• **What the task requires**: Only one number is wanted: the count of lines in the records below that hold the word "body".

• **Entries provided**:

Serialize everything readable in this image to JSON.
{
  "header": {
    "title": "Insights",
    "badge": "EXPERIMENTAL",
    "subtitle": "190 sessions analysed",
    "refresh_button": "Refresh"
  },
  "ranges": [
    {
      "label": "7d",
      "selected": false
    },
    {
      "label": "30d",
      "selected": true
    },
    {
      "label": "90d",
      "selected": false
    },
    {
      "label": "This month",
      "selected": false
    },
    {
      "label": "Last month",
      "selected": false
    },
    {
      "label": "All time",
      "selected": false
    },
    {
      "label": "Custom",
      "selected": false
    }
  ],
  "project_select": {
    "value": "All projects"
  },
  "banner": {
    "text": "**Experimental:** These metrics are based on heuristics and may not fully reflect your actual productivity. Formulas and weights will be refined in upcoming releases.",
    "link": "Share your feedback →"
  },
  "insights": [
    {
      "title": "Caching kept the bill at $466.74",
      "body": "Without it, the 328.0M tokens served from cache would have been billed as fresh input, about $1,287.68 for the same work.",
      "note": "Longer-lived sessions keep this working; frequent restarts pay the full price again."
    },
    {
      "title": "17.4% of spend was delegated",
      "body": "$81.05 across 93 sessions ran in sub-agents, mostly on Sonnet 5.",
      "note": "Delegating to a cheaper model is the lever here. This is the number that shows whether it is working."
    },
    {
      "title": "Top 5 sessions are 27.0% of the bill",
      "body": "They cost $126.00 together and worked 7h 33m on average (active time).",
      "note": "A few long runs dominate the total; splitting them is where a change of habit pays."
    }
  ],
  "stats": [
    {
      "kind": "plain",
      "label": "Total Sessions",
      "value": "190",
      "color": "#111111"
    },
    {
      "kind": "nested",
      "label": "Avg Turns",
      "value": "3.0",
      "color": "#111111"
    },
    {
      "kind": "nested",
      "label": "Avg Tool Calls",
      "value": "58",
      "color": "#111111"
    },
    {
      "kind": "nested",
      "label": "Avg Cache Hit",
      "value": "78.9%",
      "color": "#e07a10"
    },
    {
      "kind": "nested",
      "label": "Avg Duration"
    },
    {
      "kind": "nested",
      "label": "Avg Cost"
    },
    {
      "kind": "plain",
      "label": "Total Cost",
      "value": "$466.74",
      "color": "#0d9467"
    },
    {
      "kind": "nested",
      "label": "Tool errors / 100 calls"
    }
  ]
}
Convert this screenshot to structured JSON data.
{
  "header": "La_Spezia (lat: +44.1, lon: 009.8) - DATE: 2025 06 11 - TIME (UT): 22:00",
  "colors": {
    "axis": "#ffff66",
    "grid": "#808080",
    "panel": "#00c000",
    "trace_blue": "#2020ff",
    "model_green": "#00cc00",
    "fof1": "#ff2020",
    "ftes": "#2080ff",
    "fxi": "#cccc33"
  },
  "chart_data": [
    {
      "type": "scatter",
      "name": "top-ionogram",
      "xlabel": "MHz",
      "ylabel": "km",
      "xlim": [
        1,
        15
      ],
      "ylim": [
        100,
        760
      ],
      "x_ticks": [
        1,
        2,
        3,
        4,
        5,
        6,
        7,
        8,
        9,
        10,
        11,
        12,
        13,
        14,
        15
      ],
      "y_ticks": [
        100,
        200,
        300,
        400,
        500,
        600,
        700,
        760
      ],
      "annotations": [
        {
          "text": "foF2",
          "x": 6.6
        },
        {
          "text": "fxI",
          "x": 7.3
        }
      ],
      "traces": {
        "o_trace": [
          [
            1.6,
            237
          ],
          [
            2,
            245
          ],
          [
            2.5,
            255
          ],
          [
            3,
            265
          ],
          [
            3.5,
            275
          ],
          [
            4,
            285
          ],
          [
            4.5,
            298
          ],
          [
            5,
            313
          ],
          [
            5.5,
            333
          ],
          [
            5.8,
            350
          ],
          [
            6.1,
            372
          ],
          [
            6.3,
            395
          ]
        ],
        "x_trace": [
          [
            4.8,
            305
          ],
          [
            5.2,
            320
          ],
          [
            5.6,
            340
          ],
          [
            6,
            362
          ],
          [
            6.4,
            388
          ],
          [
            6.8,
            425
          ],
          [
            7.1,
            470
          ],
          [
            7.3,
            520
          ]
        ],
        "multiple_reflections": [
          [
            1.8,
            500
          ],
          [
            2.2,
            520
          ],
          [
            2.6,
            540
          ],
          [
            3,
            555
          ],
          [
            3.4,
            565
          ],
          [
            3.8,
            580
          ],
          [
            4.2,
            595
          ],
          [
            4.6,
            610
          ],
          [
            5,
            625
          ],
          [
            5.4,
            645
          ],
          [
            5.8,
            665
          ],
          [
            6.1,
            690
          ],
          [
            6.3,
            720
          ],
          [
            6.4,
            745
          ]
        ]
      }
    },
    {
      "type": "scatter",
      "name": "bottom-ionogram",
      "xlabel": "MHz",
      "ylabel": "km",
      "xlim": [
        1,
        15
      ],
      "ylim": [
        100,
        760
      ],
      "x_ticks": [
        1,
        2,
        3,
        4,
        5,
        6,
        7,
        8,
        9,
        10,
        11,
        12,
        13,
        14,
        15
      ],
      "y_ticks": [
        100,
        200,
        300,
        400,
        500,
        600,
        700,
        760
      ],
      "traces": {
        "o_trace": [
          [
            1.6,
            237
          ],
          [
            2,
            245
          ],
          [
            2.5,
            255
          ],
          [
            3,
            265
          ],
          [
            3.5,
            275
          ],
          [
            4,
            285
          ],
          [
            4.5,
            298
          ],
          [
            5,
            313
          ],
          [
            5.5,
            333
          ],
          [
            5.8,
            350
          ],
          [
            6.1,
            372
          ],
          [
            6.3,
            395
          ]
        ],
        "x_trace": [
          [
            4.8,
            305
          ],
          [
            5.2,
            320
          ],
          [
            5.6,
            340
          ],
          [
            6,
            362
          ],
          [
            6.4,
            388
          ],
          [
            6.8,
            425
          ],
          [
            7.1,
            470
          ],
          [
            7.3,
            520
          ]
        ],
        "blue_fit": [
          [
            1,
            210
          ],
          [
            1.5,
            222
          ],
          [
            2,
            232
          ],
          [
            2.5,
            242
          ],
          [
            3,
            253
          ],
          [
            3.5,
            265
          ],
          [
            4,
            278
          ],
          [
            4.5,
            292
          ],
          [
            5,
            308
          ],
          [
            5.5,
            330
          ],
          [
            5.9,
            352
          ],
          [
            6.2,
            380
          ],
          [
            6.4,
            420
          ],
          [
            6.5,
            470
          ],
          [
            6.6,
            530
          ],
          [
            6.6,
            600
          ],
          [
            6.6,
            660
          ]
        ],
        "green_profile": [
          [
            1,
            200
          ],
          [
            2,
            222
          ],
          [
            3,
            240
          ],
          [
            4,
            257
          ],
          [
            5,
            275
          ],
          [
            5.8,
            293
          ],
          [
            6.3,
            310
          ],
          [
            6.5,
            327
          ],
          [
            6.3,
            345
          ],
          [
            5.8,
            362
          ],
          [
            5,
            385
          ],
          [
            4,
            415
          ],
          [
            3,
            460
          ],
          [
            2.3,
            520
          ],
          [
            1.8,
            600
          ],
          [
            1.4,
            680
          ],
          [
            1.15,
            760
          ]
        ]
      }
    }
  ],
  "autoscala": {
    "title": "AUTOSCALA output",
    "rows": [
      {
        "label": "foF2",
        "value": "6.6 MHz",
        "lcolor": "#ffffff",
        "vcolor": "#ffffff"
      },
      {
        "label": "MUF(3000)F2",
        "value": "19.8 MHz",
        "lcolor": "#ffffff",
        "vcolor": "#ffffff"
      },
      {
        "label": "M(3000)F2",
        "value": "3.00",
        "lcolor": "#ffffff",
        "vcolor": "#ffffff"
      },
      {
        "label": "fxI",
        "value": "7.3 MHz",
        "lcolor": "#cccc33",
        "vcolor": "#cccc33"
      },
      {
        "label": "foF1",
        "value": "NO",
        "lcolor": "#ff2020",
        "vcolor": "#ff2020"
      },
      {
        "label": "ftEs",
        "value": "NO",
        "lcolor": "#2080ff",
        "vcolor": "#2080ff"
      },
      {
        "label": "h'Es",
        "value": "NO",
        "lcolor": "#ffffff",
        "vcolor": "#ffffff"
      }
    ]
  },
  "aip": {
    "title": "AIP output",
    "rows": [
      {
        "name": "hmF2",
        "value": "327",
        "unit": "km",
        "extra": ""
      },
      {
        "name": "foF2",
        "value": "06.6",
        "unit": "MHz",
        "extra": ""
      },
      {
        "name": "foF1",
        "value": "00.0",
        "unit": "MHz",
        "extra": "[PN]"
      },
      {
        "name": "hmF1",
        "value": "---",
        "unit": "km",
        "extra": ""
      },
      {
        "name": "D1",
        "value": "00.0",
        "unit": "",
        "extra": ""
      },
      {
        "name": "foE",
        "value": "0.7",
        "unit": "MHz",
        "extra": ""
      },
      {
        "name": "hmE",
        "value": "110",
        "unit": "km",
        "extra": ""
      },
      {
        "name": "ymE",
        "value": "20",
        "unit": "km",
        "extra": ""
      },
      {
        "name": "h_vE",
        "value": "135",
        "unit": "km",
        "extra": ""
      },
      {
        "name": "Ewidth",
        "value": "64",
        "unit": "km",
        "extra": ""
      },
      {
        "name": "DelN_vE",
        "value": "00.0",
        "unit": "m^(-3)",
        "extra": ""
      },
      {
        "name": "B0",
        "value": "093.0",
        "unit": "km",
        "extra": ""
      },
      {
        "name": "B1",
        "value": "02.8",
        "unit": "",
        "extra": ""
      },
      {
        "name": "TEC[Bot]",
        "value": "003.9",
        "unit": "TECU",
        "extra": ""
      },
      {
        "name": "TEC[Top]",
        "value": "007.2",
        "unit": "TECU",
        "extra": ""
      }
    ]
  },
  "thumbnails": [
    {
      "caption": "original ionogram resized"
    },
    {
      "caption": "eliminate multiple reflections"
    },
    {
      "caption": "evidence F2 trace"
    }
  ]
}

• **Written response**: 3